Of all the lines in the entries, how many carry the word "Scientist"? The reply is that number and no more.

Exercise inputs START

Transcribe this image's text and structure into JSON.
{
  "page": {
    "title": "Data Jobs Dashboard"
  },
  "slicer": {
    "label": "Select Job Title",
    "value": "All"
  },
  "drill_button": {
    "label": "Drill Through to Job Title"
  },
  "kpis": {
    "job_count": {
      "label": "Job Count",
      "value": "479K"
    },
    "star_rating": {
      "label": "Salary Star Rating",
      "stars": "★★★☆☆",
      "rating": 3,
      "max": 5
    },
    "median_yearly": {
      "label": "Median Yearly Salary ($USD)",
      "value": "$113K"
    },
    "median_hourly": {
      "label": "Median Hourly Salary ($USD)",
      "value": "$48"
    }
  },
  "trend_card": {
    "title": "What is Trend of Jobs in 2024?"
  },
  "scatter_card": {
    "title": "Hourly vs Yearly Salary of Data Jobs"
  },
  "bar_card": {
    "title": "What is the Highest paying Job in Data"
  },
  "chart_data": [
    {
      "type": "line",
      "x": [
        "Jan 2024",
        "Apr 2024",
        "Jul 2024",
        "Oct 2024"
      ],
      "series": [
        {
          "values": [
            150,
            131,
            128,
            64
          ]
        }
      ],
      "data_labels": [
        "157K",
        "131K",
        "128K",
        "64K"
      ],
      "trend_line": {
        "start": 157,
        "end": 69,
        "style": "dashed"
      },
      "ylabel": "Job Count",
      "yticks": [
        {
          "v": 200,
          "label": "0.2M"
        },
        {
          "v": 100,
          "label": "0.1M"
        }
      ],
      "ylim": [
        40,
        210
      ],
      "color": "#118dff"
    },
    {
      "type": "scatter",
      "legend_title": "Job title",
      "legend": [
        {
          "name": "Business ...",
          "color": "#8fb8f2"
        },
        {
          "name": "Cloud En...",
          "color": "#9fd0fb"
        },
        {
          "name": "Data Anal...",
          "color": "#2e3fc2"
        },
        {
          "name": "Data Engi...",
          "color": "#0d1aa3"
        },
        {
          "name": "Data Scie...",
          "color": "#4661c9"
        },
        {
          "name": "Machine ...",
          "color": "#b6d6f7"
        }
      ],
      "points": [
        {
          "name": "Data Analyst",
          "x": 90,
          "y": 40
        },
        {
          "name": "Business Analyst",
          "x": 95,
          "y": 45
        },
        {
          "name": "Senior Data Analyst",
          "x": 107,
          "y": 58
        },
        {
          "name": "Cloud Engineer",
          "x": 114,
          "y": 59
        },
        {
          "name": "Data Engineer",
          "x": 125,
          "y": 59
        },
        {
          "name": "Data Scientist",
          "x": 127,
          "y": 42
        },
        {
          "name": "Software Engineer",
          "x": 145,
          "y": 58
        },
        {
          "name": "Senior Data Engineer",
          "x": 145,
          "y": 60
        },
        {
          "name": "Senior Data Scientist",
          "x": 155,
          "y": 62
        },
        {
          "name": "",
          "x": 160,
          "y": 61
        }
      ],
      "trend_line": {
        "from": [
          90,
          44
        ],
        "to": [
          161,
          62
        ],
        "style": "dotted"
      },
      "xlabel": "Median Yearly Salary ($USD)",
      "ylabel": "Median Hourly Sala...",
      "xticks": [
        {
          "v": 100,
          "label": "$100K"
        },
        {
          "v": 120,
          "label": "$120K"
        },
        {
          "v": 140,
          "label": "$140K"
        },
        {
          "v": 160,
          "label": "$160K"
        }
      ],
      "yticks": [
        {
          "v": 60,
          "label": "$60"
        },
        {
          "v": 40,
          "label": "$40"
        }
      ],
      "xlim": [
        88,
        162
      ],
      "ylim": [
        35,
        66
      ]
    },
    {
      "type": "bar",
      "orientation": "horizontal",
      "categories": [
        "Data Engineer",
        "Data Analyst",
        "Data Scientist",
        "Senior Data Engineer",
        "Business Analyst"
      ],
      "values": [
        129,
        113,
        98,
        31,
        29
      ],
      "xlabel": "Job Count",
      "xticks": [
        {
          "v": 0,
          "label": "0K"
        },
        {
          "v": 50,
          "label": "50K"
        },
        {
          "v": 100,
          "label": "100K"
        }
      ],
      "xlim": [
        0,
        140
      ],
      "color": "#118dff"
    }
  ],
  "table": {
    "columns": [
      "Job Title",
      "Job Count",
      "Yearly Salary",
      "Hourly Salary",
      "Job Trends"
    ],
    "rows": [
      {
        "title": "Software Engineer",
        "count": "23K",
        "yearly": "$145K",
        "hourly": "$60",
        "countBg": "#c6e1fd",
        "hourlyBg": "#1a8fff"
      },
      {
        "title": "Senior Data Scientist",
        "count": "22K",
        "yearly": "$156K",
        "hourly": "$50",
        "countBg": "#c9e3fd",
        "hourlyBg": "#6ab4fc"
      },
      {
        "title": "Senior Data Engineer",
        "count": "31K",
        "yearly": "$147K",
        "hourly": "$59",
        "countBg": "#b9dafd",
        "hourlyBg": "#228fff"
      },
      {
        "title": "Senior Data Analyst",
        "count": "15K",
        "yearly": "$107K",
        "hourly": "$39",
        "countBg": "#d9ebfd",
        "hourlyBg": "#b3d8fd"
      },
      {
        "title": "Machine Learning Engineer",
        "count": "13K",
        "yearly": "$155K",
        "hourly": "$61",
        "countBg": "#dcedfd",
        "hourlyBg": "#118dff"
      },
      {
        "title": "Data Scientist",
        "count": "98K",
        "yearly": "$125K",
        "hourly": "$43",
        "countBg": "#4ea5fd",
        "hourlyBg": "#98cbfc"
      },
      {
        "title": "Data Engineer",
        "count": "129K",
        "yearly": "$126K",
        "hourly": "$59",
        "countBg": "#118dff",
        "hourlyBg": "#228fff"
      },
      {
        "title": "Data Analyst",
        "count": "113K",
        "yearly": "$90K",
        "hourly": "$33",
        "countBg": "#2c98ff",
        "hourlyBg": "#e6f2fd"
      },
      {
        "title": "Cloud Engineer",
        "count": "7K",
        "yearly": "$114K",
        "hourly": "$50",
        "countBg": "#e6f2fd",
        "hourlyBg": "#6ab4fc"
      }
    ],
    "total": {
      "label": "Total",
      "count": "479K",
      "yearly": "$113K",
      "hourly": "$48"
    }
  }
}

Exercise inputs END

#### Solution to the problem
5